The Government will give landlords the right to request a rent review after five years, as well as set up an independent adjudicator with the power to resolve disputes.
Commenting on the changes, Simon Hughes, Member of Parliament for Bermondsey and Old Southwark said:
“Far too many landlords feel their income is squeezed by big pub companies. So Liberal Democrats in the Coalition government are taking action to make sure they get a fairer deal.
“The introduction of a statutory code will make sure tied tenants get an accurate assessment of how better off they could be. Meanwhile, the new independent adjudicator will make sure pub companies are forced to act to sort out the situation if they are not behaving responsibly.”
Under the reforms announced today:
- All tied tenants will be given the power to request a rent review if they have not had one for five years.
- For the first time, tied tenants will also have the right to review the information pub owning companies have used to decide to increase rents. This greater transparency will allow tenants to see what information their landlord has used in calculating the rent, and decide whether an increase is fair.
- There will be additional protection for tied tenants whose pub owning company owns 500 or more tied pubs. If they cannot agree a tied rent with their pub company, these tenants will have the right to request a ‘parallel free-of-tie rent assessment’ to show whether they are worse off than their free-of-tie counterparts. Having this information will give tenants the information they need to negotiate a better, fairer deal with their pub company.
- Tied tenants will have the right to choose whether to be tied for gaming machines.

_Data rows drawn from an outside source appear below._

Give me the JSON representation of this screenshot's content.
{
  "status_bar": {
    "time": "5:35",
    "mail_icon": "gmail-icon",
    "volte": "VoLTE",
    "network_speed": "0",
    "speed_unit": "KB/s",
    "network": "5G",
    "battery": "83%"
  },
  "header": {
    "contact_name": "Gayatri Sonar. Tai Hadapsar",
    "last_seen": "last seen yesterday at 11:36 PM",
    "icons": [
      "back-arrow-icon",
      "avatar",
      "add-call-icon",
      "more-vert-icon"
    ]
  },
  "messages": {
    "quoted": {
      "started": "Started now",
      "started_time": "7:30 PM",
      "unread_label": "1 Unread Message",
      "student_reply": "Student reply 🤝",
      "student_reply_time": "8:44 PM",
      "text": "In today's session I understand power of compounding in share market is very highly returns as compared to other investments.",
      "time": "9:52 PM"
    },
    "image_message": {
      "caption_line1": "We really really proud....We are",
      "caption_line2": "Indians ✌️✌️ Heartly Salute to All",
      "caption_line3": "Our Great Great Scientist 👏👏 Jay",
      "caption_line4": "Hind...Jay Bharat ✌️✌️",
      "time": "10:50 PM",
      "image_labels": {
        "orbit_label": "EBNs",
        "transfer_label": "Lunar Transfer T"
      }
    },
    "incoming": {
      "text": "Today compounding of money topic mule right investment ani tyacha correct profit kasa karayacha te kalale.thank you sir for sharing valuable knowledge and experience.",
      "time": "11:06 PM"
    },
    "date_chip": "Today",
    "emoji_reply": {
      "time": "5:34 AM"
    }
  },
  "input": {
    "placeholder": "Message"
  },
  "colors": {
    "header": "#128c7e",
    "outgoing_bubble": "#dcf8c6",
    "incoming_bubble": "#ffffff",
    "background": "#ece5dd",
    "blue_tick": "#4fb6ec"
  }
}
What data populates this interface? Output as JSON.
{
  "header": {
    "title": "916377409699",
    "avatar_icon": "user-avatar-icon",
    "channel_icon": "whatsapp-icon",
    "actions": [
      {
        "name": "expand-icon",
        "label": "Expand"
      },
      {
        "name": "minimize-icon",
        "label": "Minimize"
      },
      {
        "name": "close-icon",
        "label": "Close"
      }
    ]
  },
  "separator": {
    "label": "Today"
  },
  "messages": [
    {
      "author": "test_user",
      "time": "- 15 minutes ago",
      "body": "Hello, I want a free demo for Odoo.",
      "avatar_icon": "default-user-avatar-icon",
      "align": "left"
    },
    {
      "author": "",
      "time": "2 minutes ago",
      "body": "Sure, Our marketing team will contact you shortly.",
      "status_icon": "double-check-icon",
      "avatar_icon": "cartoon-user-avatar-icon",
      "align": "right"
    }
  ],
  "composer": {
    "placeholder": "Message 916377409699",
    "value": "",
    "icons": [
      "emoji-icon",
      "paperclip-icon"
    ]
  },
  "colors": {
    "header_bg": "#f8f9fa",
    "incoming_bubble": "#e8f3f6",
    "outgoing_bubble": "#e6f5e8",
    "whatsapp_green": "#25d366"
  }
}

- Tied tenants will be able to report breaches of the code to a new independent adjudicator who will also arbitrate on rent disputes. The adjudicator will have the power to provide redress where the code has been breached. The adjudicator will also be able to launch investigations into allegations of systemic breaches of the code and to impose sanctions – including financial penalties – if it finds the code has been breached.